LAWTON CHILES: For decades now the tobacco companies have turned an enormous profit while their victims have turned to the taxpayers for treatment. It is time for those responsible to pay back.

MARGARET WARNER: Industry officials, noting that states have been enjoying tobacco tax revenues for years, vowed to fight these cases.

GREG LITTLE, Assistant General Counsel, Philip Morris: It is the height of hypocrisy for the state to bring a lawsuit against the tobacco industry when they’ve been practically full partners in the sale of tobacco, and we are confident that ultimately, that their theories will not pass muster legally, that the law still counts, and factually they are so flawed that they will not succeed.

MARGARET WARNER: Last month, the states scored a major breakthrough when the fifth-largest U.S. cigarette maker, the Liggett Group, signed a deal with the state attorneys general. To settle the state suits, Liggett executives agreed; to admit that cigarettes are addictive and cause cancer; to admit that some tobacco marketing has been directed to minors, and refrain from that in the future; to give the states and the courts access to internal industry documents; and to pay a quarter of their pre-tax profits to the states for the next 25 years to cover health care costs and an anti-smoking advertising campaign.

The larger tobacco companies denounced the settlement at the time. But this week, the Wall Street Journal reported that the country’s two largest tobacco companies, RJR Nabisco and Philip Morris, were holding secret talks themselves with the attorneys general. The report said the two tobacco companies are seeking a sweeping settlement in which they would agree to be regulated by the Food and Drug Administration; accept major restrictions on advertising; and create a huge fund from tobacco revenues to cover the cost of smoking-related illnesses.
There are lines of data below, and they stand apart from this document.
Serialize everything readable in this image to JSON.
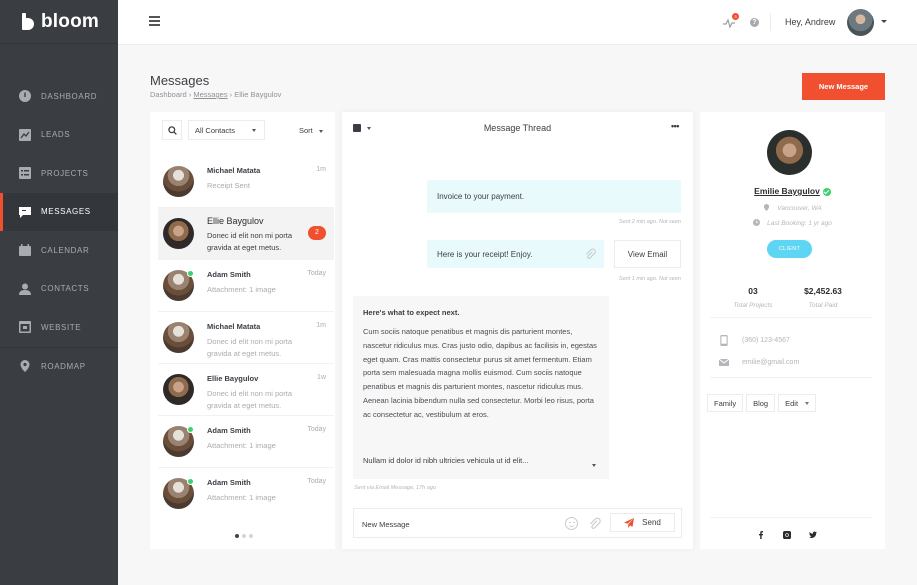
{
  "app": {
    "brand": "bloom"
  },
  "sidebar": {
    "items": [
      {
        "label": "DASHBOARD",
        "icon": "dashboard-icon",
        "active": false
      },
      {
        "label": "LEADS",
        "icon": "leads-chart-icon",
        "active": false
      },
      {
        "label": "PROJECTS",
        "icon": "projects-list-icon",
        "active": false
      },
      {
        "label": "MESSAGES",
        "icon": "chat-bubble-icon",
        "active": true
      },
      {
        "label": "CALENDAR",
        "icon": "calendar-icon",
        "active": false
      },
      {
        "label": "CONTACTS",
        "icon": "person-icon",
        "active": false
      },
      {
        "label": "WEBSITE",
        "icon": "browser-window-icon",
        "active": false
      },
      {
        "label": "ROADMAP",
        "icon": "map-pin-icon",
        "active": false
      }
    ]
  },
  "topbar": {
    "notification_count": "3",
    "help_glyph": "?",
    "greeting": "Hey, Andrew"
  },
  "page": {
    "title": "Messages",
    "breadcrumb": [
      "Dashboard",
      "Messages",
      "Ellie Baygulov"
    ],
    "breadcrumb_sep": "›",
    "new_message_label": "New Message"
  },
  "contact_list": {
    "filter_value": "All Contacts",
    "sort_label": "Sort",
    "contacts": [
      {
        "name": "Michael Matata",
        "time": "1m",
        "preview": "Receipt Sent",
        "online": false,
        "unread": null,
        "active": false
      },
      {
        "name": "Ellie Baygulov",
        "time": "",
        "preview": "Donec id elit non mi porta gravida at eget metus.",
        "online": false,
        "unread": "2",
        "active": true
      },
      {
        "name": "Adam Smith",
        "time": "Today",
        "preview": "Attachment: 1 image",
        "online": true,
        "unread": null,
        "active": false
      },
      {
        "name": "Michael Matata",
        "time": "1m",
        "preview": "Donec id elit non mi porta gravida at eget metus.",
        "online": false,
        "unread": null,
        "active": false
      },
      {
        "name": "Ellie Baygulov",
        "time": "1w",
        "preview": "Donec id elit non mi porta gravida at eget metus.",
        "online": false,
        "unread": null,
        "active": false
      },
      {
        "name": "Adam Smith",
        "time": "Today",
        "preview": "Attachment: 1 image",
        "online": true,
        "unread": null,
        "active": false
      },
      {
        "name": "Adam Smith",
        "time": "Today",
        "preview": "Attachment: 1 image",
        "online": true,
        "unread": null,
        "active": false
      }
    ],
    "pages": 3,
    "current_page": 1
  },
  "thread": {
    "title": "Message Thread",
    "more_glyph": "•••",
    "messages": [
      {
        "text": "Invoice to your payment.",
        "meta": "Sent 2 min ago. Not seen"
      },
      {
        "text": "Here is your receipt! Enjoy.",
        "meta": "Sent 1 min ago. Not seen",
        "action": "View Email"
      }
    ],
    "incoming": {
      "heading": "Here's what to expect next.",
      "body": "Cum sociis natoque penatibus et magnis dis parturient montes, nascetur ridiculus mus. Cras justo odio, dapibus ac facilisis in, egestas eget quam. Cras mattis consectetur purus sit amet fermentum. Etiam porta sem malesuada magna mollis euismod. Cum sociis natoque penatibus et magnis dis parturient montes, nascetur ridiculus mus. Aenean lacinia bibendum nulla sed consectetur. Morbi leo risus, porta ac consectetur ac, vestibulum at eros.",
      "more": "Nullam id dolor id nibh ultricies vehicula ut id elit...",
      "meta": "Sent via Email Message, 17h ago"
    },
    "compose_placeholder": "New Message",
    "send_label": "Send"
  },
  "profile": {
    "name": "Emilie Baygulov",
    "verified": true,
    "location": "Vancouver, WA",
    "last_booking": "Last Booking: 1 yr ago",
    "tag": "CLIENT",
    "stats": [
      {
        "value": "03",
        "label": "Total Projects"
      },
      {
        "value": "$2,452.63",
        "label": "Total Paid"
      }
    ],
    "phone": "(360) 123-4567",
    "email": "emilie@gmail.com",
    "chips": [
      "Family",
      "Blog",
      "Edit"
    ],
    "socials": [
      "facebook",
      "instagram",
      "twitter"
    ]
  },
  "colors": {
    "accent": "#f0502f",
    "sidebar_bg": "#3a3d42",
    "outgoing_bubble": "#e9fafd",
    "client_tag": "#5ed5f3",
    "online": "#3ecf6e"
  }
}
In return, the report said, the companies want immunity from all future lawsuits. News of the secret talks significantly boosted the stock prices of the two companies.